Today I have a terrific guest for you guys. Nelson Lit's Literary Assistant Anita Mumm! There have been some posts lately about the dire numbers of clients signed from cold querying. In response to some of those reports, author/blogger Jody Hedlund recently asked: is the query system dying?
Well, I didn't really know the answer to that question. I did get to Sara via a client referral, so this made me wonder. But I figured instead of just pondering, I'd go straight to a source that could give us some insight. Anita is on the front lines of the slushpile at Nelson Lit, so I posed the question to her. Is there hope for a new writer to get an agent via a cold query? And now I'll turn it over to Anita for her answer.

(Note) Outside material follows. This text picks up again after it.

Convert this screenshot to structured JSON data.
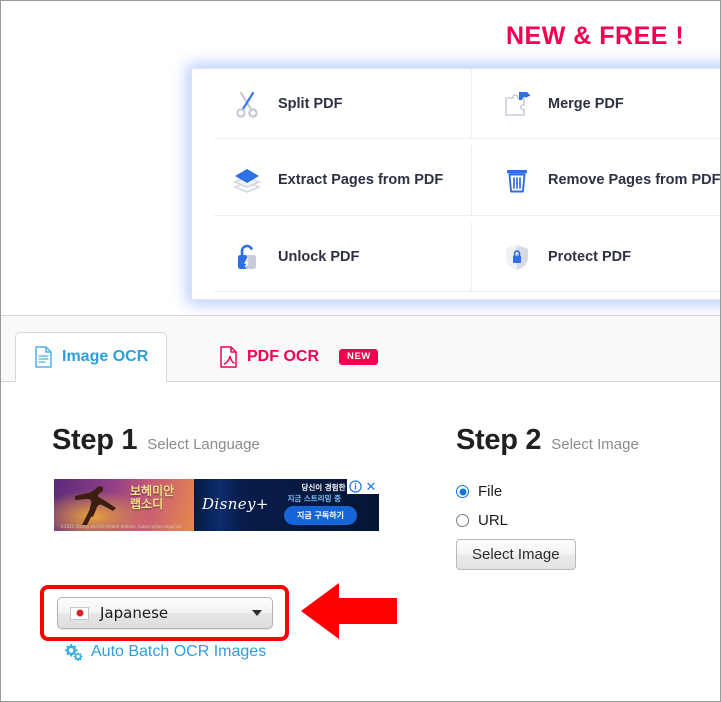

IS THERE HOPE FOR YOUR QUERY?
There’s a rumor floating around cyberspace that agents don’t read blind queries anymore. That unless you’re already published, or recommended by Famous Author X, you might as well stuff your letter in a bottle and pitch it out to sea. The slush pile is dead.
Well, let me start by saying that if the slush pile is dead, I sure feel silly spending so much time wading through ours every day. *grin* On average, we get just over a hundred queries a day, and yes, we read them all. What we’re NOT looking for is an excuse to reject a query because it doesn’t contain enough name-dropping or publishing credits. Don’t get me wrong—those can definitely help, but they are not essential. When I read a query, I’m looking for a combination of the following: unique story, hot topic, strong voice (one that, we hope, mirrors what we’ll see in the manuscript), compelling characters, and an ability to be both thorough and concise—capturing the essence of the story in a couple of paragraphs is no small feat.
Here is an interesting statistic for you: 75% of our clients were cold queries (i.e. non-referrals). Yep, that means they were sifted out of the slush pile based solely on the strength of their writing in a one-page letter. Next, their 30-page sample made the cut, and we requested a full manuscript. Kristin or Sara fell in love, and the rest is history.
I can’t offer numbers from other agencies, but the fact that we frequently compete for the same hot manuscripts—from the slush pile—shows that we are not an anomaly here.
That said, I’d hate to mislead anyone by implying this is an easy process. Remember those 100 queries a day? So that means in a year we see…merciful heavens, that number is too scary for me to even think about writing! Makes my eyes bleed! And out of that scary number, our agents sign a tiny handful of new clients. The odds are not in your favor.
But when have the odds ever been favor of wild, unrealistic dreams? Good thing JK Rowling and Suzanne Collins and Paul Harding didn’t waste time worrying about their chances. And neither did our clients, who have become NYT bestsellers, among many other honors. It started with a query letter.
Believe in your writing. Let it speak for itself. And by all means, learn how to perfect your pitch—that part doesn’t have to come naturally. Kristin’s query workshop on her blog (http://pubrants.blogspot.com/) is a great tutorial if you need a kick-start, and here is the link to some great examples of our clients’ original query letters: http://nelsonagency.com/faq.html#7
Now Anita is generously donating a query critique for a prize, so don't forget to enter the contest. You'll also be included to win the other query crits up for grabs as well. But remember, you need to comment on both this post and friday's, and fill out this form to enter. :)
Thanks again, Anita!